If you plan to toast the New Year with a cocktail, you'll find shelves more crowded with ingredients these days. Small-batch liquor makers are booming, and sales of organic liquor were up 16 percent last year. KPCC's Molly Peterson offers this profile of one local distiller who seeks to turn green into gold.
It's the single noblest intention to do something in the world. What motivated Melkon Khasrovian to start experimenting with liquor was his wife-to-be's distaste for the liquor with which his family toasted them.
His family inspired him, too. He says that in Armenia everyone, including his cousins, makes their own liquor at home.
"My cousins would steal the bottles. Or we would give it to friends and they would say my friends love that stuff, will you make them some too," he half-laughs. "Two and a half years after that we went into the business because our house had turned into a little liquor factory."
Now, Khasrovian and his wife Litty Mathew run Modern Spirits out of a nondescript office complex in Monrovia. Where some companies store office supplies, they concoct TRU organic vodka and gin.
With a hollow clank, he opens one 350-gallon tank.
"This one is full, full, full. We layer in ingredients. They look like gigantic tea bags. We put them in over two months," says Khasrovian. "Everyday between 10-11 o’clock every morning we taste through all the batches so if you are thirsty, come by in the mornings."
Six years ago they were one of a few dozen small spirits distillers in the United States. Now that same group numbers more than 200. Khasrovian and Mathew's Greenbar Collective product line occupies an even more specialized niche. Khasrovian says he'd tell people he made organic spirits. "And they’d go, ‘What?’ is this a gimmick just to make more money?'"
It might be working. They spend more for organic ingredients: Juniper berries for TRU gin cost as much as 50 percent more than conventionally grown ones. Still, Mathew says organic farms are plentiful in Southern California - good citrus is local too. She runs a fingernail over a bumpy navel orange. "It's great for what we do because there's so much orange oil in it."

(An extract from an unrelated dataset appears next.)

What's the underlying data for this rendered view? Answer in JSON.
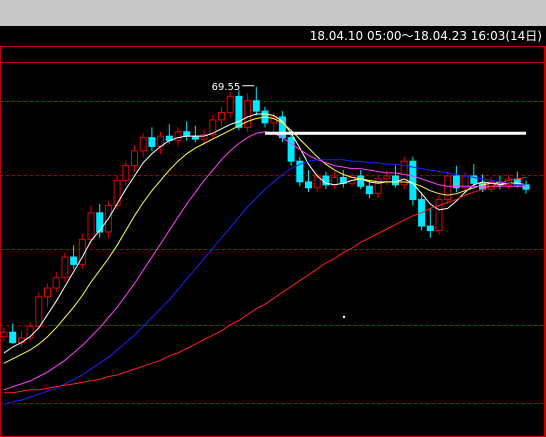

Melkon starts making an Organic Friday cocktail: equal parts Crusoe spiced rum and Fruit Lab Crism hibiscus liquor, agave and lemon juice, shaken.
The company's Crusoe Rum is made with molasses byproducts from sugar production in South America - a sort of upcycling of what would otherwise go to animal feed. His enthusiasm is contagious.
"And always use fresh lemon, there's no substitute for the stuff," he says. He shakes and serves the cocktail he and Mathew concocted.
“Organic's” the buzzword for the cocktail ingredients. Another word Khasrovian throws around is “sustainable.” Independent audits published on the company's website back that up.
"To make a bottle of TRU vodka or TRU gin from the glass to the ingredients to the storage and transportation causes about 1 kilo of carbon dioxide to be created," he says, pointing to a study published on his website.
Much of liquor's carbon footprint comes from shipping heavy glass bottles. Greenbar Collective packs its spirits in recycled cardboard boxes - inside bottles made with at least 25 percent less glass than the competition’s.
"We went from the insides being certified organic, our bottles being lightweight, our labels being biodegradable, everything about our packaging became light," he says.
Modern Spirits audits the amount of carbon dioxide taken up when it plants trees in South America - one for every bottle of gin or vodka it sells. Khasrovian says what he's making is "radically carbon-negative. If you have a drink that has 2 ounces of TRU, you become carbon negative for a day."
Finding a market for organic liquor took some doing: now Khasrovian sells 80 percent of the Greenbar Collective line to restaurants, bars and hotels. The Wyndham Hotel in New York tested a menu of cocktails with the products, including a signature TRU Blue martini. Wyndham media representatives and Khasrovian say it's working: Wyndham customers bought organic cocktails two to one compared to conventional cocktails and paid $1 more for them. Even at this time of the recession.
Small spirits companies like Modern Spirits are nearly invisible to major distillers, with less than $10 million in sales, in a $50 billion industry. But Wyndham Hotels has expanded organic vodkas, gins and rums to at least six more of its properties around the world.
Khasrovian says he'd like to add a local tasting room. Greenbar Collective plans to introduce an organic tequila next year.